X.400 1988 to 1984 downgrading (RFC1328)
Original Publication Date: 1992-May-01
Included in the Prior Art Database: 2000-Sep-12
Internet Society Requests For Comment (RFCs)
This document considers issues of downgrading from X.400(1988) to X.400(1984) [MHS88a, MHS84]. Annexe B of X.419 specifies some downgrading rules [MHS88b], but these are not sufficient for provision of service in an environment containing both 1984 and 1988 components. This document defines a number of extensions to this annexe.
Network Working Group S. Hardcastle-Kille
Request for Comments: 1328 University College London
X.400 1988 to 1984 downgrading
Status of this Memo
This RFC specifies an IAB standards track protocol for the Internet
community, and requests discussion and suggestions for improvements.
Please refer to the current edition of the "IAB Official Protocol
Standards" for the standardization state and status of this protocol.
Distribution of this memo is unlimited.
This document considers issues of downgrading from X.400(1988) to
X.400(1984) [MHS88a, MHS84]. Annexe B of X.419 specifies some
downgrading rules [MHS88b], but these are not sufficient for
provision of service in an environment containing both 1984 and 1988
components. This document defines a number of extensions to this
This specification is not tutorial. COSINE Study 8.2 by J.A.I.
Craigie gives a useful overview [Cra88].
1. The need to Downgrade
It is expected that X.400(1988) systems will be extensively deployed,
whilst there is still substantial use of X.400(1984). If 1988
features are to be used, it it important for there to be a clear
approach to downgrading. This document specifies an approach to

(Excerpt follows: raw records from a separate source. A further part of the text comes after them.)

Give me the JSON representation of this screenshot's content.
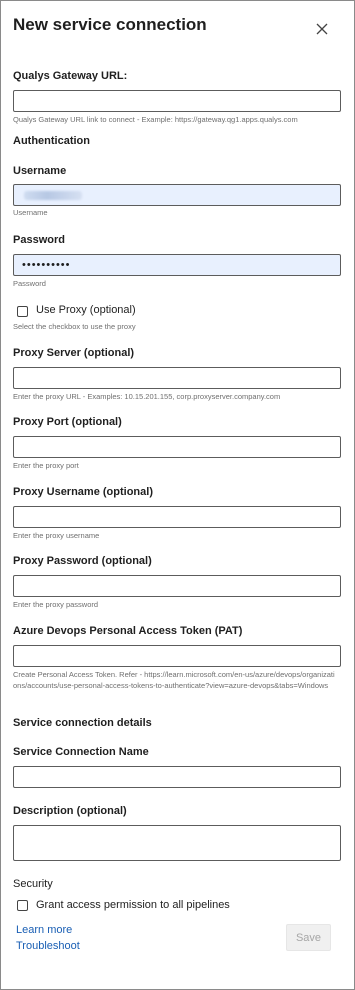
{
  "header": {
    "title": "New service connection",
    "close_icon": "close-icon"
  },
  "fields": {
    "gateway_url": {
      "label": "Qualys Gateway URL:",
      "value": "",
      "help": "Qualys Gateway URL link to connect - Example: https://gateway.qg1.apps.qualys.com"
    },
    "authentication": {
      "heading": "Authentication"
    },
    "username": {
      "label": "Username",
      "help": "Username"
    },
    "password": {
      "label": "Password",
      "value": "••••••••••",
      "help": "Password"
    },
    "use_proxy": {
      "label": "Use Proxy (optional)",
      "checked": false,
      "help": "Select the checkbox to use the proxy"
    },
    "proxy_server": {
      "label": "Proxy Server (optional)",
      "value": "",
      "help": "Enter the proxy URL - Examples: 10.15.201.155, corp.proxyserver.company.com"
    },
    "proxy_port": {
      "label": "Proxy Port (optional)",
      "value": "",
      "help": "Enter the proxy port"
    },
    "proxy_username": {
      "label": "Proxy Username (optional)",
      "value": "",
      "help": "Enter the proxy username"
    },
    "proxy_password": {
      "label": "Proxy Password (optional)",
      "value": "",
      "help": "Enter the proxy password"
    },
    "pat": {
      "label": "Azure Devops Personal Access Token (PAT)",
      "value": "",
      "help": "Create Personal Access Token. Refer - https://learn.microsoft.com/en-us/azure/devops/organizations/accounts/use-personal-access-tokens-to-authenticate?view=azure-devops&tabs=Windows"
    }
  },
  "service_details": {
    "heading": "Service connection details",
    "name": {
      "label": "Service Connection Name",
      "value": ""
    },
    "description": {
      "label": "Description (optional)",
      "value": ""
    }
  },
  "security": {
    "heading": "Security",
    "grant_label": "Grant access permission to all pipelines",
    "checked": false
  },
  "footer": {
    "learn_more": "Learn more",
    "troubleshoot": "Troubleshoot",
    "save_label": "Save"
  },
  "colors": {
    "filled_input_bg": "#e8f0fe",
    "link": "#1a5fb4",
    "disabled_button_bg": "#f0f0f0",
    "disabled_button_text": "#a6a6a6"
  }
}
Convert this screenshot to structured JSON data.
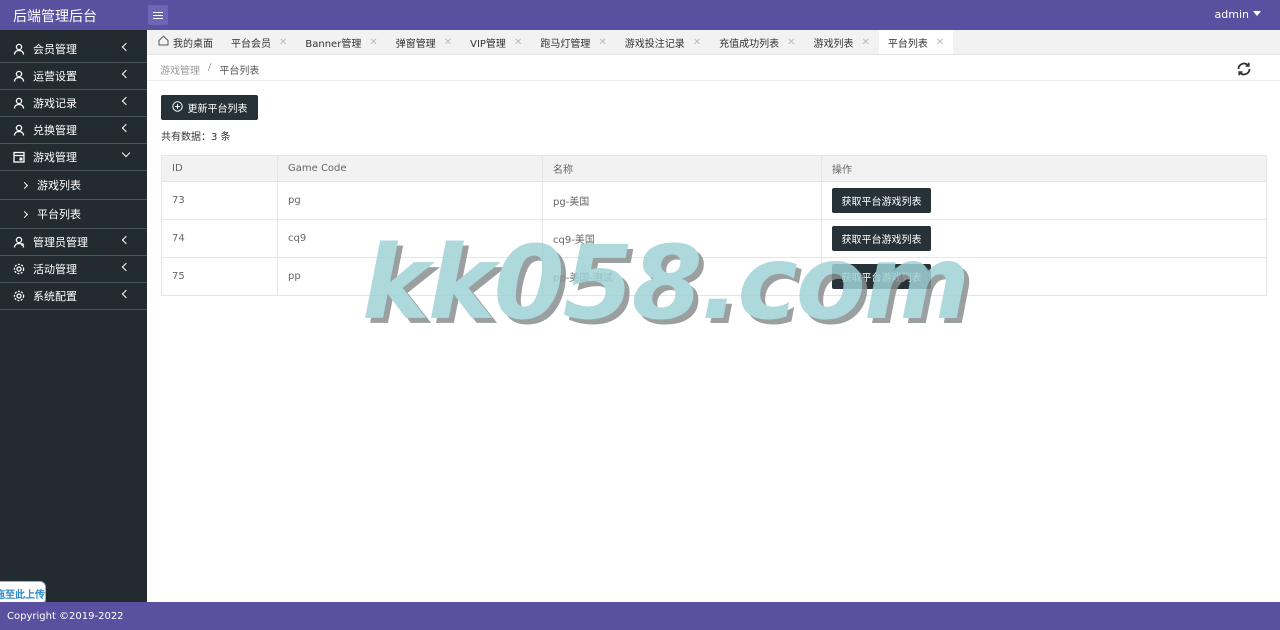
{
  "header": {
    "title": "后端管理后台",
    "user": "admin"
  },
  "sidebar": {
    "items": [
      {
        "label": "会员管理",
        "icon": "user-icon"
      },
      {
        "label": "运营设置",
        "icon": "user-icon"
      },
      {
        "label": "游戏记录",
        "icon": "user-icon"
      },
      {
        "label": "兑换管理",
        "icon": "user-icon"
      },
      {
        "label": "游戏管理",
        "icon": "calendar-icon",
        "expanded": true,
        "children": [
          {
            "label": "游戏列表"
          },
          {
            "label": "平台列表"
          }
        ]
      },
      {
        "label": "管理员管理",
        "icon": "admin-icon"
      },
      {
        "label": "活动管理",
        "icon": "gear-icon"
      },
      {
        "label": "系统配置",
        "icon": "gear-icon"
      }
    ],
    "upload_label": "拖至此上传"
  },
  "tabs": [
    {
      "label": "我的桌面",
      "closable": false
    },
    {
      "label": "平台会员",
      "closable": true
    },
    {
      "label": "Banner管理",
      "closable": true
    },
    {
      "label": "弹窗管理",
      "closable": true
    },
    {
      "label": "VIP管理",
      "closable": true
    },
    {
      "label": "跑马灯管理",
      "closable": true
    },
    {
      "label": "游戏投注记录",
      "closable": true
    },
    {
      "label": "充值成功列表",
      "closable": true
    },
    {
      "label": "游戏列表",
      "closable": true
    },
    {
      "label": "平台列表",
      "closable": true,
      "active": true
    }
  ],
  "breadcrumb": {
    "parent": "游戏管理",
    "sep": "/",
    "current": "平台列表"
  },
  "main": {
    "update_label": "更新平台列表",
    "count_text": "共有数据：3 条",
    "table": {
      "headers": [
        "ID",
        "Game Code",
        "名称",
        "操作"
      ],
      "rows": [
        {
          "id": "73",
          "code": "pg",
          "name": "pg-美国",
          "action": "获取平台游戏列表"
        },
        {
          "id": "74",
          "code": "cq9",
          "name": "cq9-美国",
          "action": "获取平台游戏列表"
        },
        {
          "id": "75",
          "code": "pp",
          "name": "pp-美国-测试",
          "action": "获取平台游戏列表"
        }
      ]
    }
  },
  "watermark": "kk058.com",
  "footer": {
    "copyright": "Copyright ©2019-2022"
  },
  "colors": {
    "header": "#5a50a0",
    "sidebar": "#212b30",
    "button": "#263238"
  }
}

downgrading for the Internet and COSINE communities. As 1988 is a
strict superset of 1984, the mapping is a one-way problem.
2. Avoiding Downgrading
Perhaps the most important consideration is to configure systems so
as to minimise the need for downgrading. Use of 1984 systems to
interconnect 1988 systems should be strenuously avoided.
In practice, many of the downgrading issues will be avoided. When a
1988 originator sends to a 1984 recipient, 1988 specific features
will not be used as they will not work! For distribution lists with
1984 and 1988 recipients, messages will tend to be "lowest common
In general there is a problem with O/R addresses which use 88
specific features. The X.419 downgrade approach will mean that
addresses using these features cannot be specified from 84 systems.
Worse, a message originating from such an address cannot be
transferred into X.400(1984). This is unacceptable. Two approaches
are defined. The first is a general purpose mechanism, which can be
implemented by the gateway only. The second is a special purpose
mechanism to optimise for a form of X.400(88) address which is
expected to be used frequently (Common Name). The second approach
requires cooperation from all X.400(88) UAs and MTAs which are
involved in these interactions.
3.1 General Approach
The first approach is to use a DDA "X400-88". The DDA value is an
std-or encoding of the address as defined in RFC 1327 [Kil92]. This
will allow source routing through an appropriate gateway. This
solution is general, and does not requir...